* ASSIGNMENT
Each line of the records below that holds "Informasi" should be copied out.

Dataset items
┄┄┄┄┄┄┄┄┄┄

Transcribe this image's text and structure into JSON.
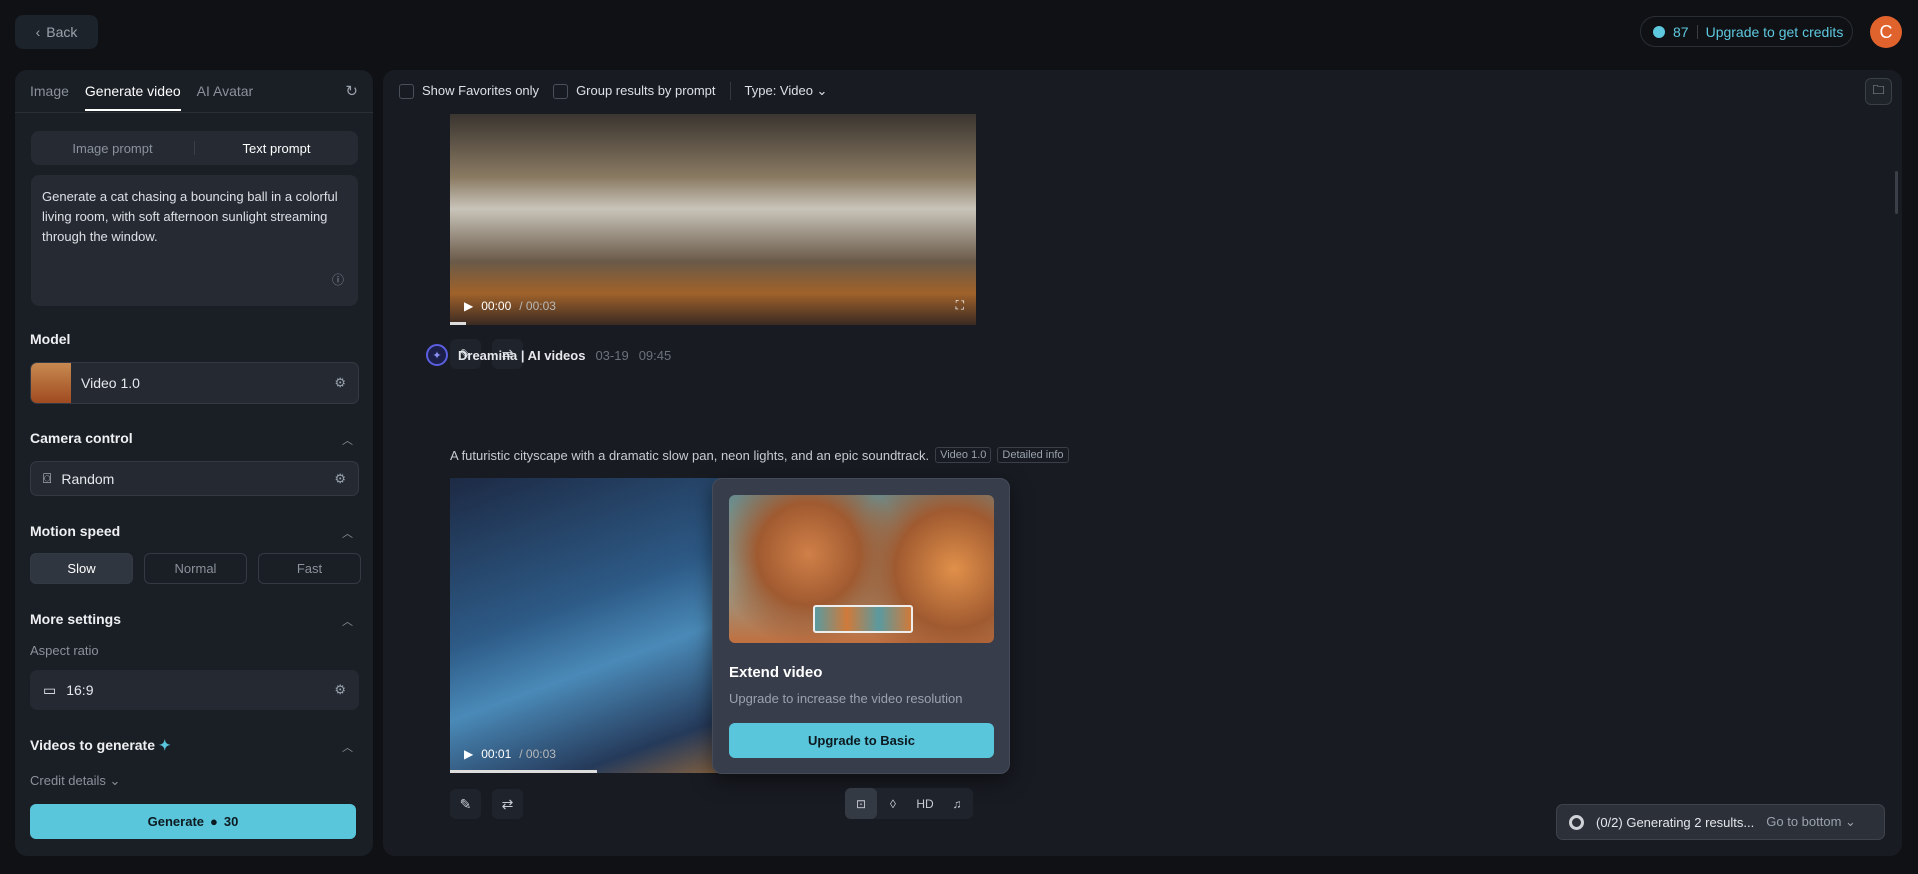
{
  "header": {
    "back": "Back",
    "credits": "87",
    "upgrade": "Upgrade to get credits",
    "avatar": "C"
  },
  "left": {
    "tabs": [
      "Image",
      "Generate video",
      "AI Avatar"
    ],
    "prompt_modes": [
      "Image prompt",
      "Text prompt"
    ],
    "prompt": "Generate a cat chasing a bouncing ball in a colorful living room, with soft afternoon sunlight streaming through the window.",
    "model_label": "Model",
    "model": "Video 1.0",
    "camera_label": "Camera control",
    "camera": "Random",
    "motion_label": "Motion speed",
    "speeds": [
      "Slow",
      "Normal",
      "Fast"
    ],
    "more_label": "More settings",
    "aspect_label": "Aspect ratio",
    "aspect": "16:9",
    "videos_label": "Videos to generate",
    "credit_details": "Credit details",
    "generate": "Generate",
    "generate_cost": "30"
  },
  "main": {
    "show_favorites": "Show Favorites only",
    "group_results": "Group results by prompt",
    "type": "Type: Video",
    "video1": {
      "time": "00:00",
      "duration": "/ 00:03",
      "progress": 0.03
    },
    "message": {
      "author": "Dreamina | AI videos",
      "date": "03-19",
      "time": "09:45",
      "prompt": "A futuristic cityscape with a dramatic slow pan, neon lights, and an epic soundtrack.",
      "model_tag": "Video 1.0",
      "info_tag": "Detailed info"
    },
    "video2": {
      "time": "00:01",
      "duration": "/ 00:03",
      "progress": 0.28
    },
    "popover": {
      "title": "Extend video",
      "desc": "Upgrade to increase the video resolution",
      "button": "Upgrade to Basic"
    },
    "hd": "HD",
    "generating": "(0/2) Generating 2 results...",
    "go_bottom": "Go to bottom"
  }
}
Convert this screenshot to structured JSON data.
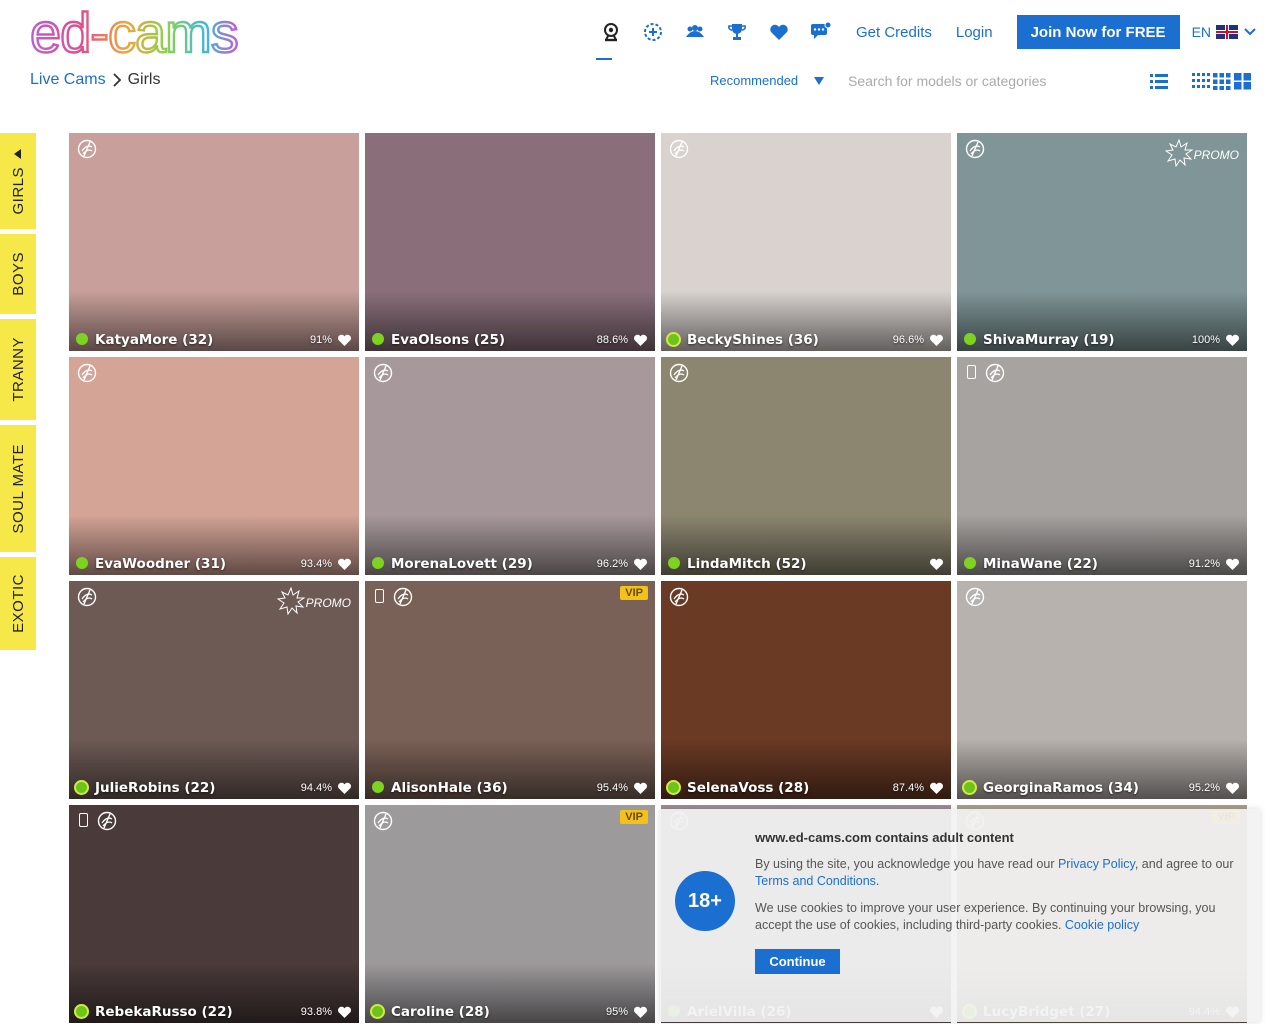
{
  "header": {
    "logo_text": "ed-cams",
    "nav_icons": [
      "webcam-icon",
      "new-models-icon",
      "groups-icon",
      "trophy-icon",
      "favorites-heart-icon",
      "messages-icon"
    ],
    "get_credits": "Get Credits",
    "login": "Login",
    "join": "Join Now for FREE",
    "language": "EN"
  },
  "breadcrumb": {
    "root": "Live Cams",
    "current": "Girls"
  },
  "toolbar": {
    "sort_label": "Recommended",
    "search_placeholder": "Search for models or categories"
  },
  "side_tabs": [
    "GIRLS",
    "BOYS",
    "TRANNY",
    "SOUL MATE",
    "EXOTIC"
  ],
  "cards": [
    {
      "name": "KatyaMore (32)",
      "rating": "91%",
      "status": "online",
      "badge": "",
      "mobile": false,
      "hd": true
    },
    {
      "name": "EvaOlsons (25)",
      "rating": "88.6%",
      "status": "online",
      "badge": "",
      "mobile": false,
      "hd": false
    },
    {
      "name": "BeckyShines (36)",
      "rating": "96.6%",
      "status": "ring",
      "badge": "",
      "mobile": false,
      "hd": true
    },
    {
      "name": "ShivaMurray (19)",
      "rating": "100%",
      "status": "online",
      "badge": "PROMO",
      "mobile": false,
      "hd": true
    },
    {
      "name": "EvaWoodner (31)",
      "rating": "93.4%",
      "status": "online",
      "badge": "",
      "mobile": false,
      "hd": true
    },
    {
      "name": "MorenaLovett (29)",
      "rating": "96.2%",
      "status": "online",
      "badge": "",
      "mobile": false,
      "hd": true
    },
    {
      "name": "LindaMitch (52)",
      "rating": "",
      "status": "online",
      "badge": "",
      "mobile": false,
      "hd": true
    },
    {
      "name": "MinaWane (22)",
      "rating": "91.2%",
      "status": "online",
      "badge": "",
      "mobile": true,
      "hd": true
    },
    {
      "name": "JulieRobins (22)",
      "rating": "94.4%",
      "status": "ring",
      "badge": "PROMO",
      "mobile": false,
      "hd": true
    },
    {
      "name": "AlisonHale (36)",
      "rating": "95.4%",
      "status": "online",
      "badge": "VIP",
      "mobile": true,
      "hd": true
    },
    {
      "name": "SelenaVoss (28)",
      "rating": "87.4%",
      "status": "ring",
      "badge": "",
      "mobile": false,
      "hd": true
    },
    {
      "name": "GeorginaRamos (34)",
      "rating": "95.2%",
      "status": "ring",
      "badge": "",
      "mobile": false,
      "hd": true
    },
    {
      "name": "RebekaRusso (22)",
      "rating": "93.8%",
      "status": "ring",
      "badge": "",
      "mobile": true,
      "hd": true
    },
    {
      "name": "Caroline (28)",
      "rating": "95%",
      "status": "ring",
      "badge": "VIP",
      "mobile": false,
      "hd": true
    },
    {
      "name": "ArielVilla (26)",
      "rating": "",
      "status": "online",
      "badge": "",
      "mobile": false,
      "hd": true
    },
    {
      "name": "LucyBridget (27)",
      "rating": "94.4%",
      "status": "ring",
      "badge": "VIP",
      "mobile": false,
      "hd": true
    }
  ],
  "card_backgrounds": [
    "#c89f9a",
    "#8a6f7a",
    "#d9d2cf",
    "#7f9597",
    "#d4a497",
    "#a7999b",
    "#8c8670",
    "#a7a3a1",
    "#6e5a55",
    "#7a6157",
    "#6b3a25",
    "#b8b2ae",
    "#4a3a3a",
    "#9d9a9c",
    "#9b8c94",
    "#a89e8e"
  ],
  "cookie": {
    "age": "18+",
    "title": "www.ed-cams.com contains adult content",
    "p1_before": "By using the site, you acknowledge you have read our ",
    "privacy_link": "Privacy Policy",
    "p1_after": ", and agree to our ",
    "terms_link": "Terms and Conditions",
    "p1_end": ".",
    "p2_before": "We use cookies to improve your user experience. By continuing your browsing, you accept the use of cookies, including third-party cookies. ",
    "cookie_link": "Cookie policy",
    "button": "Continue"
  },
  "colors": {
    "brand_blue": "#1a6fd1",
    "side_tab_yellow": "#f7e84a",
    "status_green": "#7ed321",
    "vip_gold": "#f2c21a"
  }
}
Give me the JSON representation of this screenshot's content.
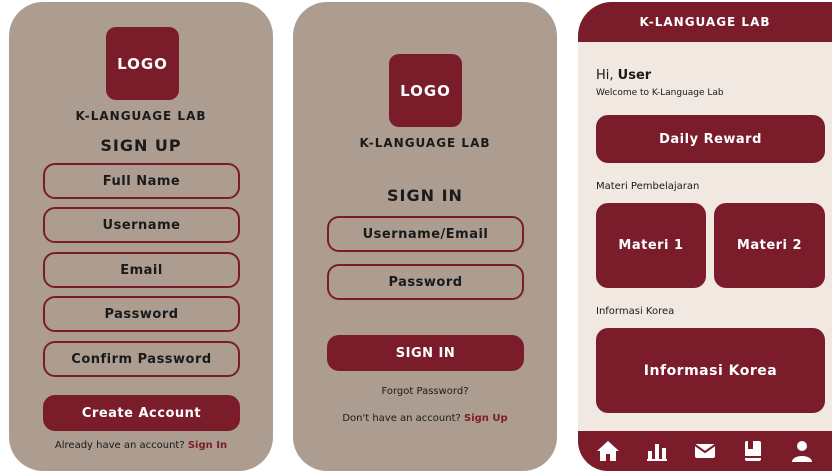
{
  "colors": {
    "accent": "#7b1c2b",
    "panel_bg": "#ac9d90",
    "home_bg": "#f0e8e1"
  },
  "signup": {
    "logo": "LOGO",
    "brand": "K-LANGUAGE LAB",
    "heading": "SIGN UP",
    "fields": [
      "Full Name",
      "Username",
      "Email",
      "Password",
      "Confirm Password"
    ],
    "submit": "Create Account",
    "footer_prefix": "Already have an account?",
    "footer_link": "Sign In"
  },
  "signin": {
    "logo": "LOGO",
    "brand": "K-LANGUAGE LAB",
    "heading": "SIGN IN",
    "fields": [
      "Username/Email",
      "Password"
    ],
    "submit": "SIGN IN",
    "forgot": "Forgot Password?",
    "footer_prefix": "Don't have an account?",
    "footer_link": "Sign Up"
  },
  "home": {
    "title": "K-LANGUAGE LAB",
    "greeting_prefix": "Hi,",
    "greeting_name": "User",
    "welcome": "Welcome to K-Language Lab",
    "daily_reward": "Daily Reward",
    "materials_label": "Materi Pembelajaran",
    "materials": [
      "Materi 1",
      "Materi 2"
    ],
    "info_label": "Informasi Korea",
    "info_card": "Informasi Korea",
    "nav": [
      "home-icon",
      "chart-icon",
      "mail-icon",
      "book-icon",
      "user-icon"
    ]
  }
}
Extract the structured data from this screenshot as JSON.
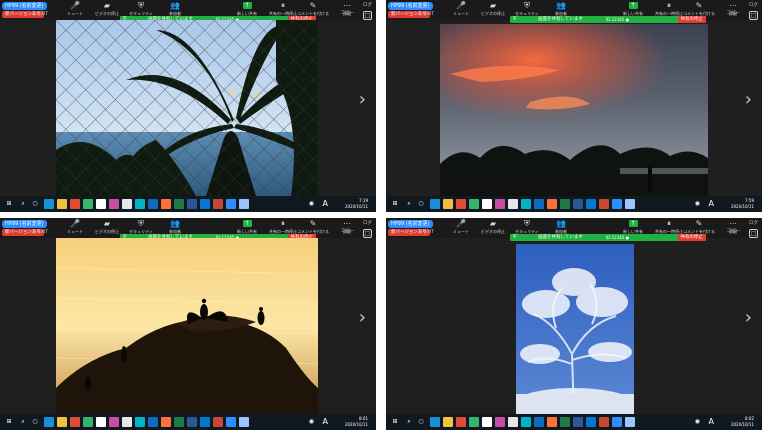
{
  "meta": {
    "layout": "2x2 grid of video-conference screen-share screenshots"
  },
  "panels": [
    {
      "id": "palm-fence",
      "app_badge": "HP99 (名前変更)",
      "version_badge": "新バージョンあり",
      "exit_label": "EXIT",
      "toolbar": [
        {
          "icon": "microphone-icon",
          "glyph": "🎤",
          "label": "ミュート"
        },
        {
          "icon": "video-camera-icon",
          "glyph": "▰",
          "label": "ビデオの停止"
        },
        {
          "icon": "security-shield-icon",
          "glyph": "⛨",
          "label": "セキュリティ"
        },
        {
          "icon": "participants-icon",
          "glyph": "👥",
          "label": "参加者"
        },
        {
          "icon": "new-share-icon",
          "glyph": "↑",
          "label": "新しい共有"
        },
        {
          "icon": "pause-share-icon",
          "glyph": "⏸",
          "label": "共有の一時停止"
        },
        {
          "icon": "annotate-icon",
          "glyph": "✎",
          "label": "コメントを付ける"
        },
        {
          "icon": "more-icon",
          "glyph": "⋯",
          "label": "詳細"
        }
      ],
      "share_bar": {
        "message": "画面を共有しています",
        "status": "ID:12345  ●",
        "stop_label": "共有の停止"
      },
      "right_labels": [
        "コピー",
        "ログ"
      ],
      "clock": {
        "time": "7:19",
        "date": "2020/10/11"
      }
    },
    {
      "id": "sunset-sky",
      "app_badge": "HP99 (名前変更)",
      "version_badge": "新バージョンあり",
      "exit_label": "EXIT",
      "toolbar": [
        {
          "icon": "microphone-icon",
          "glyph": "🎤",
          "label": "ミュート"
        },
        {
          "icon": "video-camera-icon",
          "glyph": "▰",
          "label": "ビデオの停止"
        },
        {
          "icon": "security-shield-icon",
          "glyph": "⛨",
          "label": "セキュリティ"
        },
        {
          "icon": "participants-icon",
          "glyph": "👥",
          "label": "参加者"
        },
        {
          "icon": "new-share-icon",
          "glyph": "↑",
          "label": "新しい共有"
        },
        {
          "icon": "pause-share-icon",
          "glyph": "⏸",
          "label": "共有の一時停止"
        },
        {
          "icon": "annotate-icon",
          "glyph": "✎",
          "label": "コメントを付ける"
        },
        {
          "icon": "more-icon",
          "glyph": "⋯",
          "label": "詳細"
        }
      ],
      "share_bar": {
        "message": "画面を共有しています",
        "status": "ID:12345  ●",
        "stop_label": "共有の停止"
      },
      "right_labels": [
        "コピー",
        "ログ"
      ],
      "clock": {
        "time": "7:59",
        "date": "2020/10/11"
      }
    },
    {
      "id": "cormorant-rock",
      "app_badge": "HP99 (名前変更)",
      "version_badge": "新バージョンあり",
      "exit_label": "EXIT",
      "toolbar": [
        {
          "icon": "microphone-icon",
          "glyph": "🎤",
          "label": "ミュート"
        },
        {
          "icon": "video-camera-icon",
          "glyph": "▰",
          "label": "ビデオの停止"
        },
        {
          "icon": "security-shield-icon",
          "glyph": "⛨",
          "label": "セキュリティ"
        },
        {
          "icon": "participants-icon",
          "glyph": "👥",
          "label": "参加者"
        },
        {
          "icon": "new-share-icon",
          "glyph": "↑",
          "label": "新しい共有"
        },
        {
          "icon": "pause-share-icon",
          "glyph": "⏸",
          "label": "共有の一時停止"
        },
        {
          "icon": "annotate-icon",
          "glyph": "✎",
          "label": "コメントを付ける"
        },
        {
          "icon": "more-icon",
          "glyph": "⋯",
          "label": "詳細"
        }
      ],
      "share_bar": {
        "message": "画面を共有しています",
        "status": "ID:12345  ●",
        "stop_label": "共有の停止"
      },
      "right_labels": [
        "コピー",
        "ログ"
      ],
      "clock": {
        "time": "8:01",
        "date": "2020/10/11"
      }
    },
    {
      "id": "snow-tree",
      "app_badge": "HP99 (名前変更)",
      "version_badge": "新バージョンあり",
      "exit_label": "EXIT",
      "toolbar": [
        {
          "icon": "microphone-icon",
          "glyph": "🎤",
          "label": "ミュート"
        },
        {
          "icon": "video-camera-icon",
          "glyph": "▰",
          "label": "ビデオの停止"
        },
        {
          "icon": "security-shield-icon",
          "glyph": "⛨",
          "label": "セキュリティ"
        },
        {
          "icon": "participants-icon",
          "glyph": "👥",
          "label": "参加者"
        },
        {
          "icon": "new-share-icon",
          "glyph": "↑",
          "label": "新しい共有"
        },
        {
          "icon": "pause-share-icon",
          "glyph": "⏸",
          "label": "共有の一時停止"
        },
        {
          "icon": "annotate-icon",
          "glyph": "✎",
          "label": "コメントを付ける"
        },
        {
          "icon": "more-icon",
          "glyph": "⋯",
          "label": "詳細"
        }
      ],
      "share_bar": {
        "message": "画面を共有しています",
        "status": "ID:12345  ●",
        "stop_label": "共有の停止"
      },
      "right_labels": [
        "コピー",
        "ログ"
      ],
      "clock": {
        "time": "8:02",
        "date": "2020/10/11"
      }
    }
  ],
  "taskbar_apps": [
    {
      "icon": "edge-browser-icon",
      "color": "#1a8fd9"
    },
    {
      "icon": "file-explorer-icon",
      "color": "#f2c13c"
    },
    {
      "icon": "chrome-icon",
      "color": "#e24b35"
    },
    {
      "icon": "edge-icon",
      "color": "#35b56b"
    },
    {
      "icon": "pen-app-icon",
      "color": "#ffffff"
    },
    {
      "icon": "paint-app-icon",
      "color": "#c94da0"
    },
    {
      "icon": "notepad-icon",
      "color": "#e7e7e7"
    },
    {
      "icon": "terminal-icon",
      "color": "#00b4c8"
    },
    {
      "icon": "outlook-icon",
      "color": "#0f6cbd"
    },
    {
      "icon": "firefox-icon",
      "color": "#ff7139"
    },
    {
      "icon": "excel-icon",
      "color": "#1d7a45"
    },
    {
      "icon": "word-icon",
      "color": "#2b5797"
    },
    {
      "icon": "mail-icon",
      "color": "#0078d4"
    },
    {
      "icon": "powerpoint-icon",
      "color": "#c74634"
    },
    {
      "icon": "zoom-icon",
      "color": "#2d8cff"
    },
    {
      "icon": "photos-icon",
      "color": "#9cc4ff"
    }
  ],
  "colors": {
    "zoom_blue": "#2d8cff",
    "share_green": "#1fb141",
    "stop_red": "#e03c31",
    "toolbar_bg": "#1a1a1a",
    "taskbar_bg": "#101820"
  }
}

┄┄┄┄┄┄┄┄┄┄

* REPLY
    "info_label": "Informasi Korea",
    "info_card": "Informasi Korea",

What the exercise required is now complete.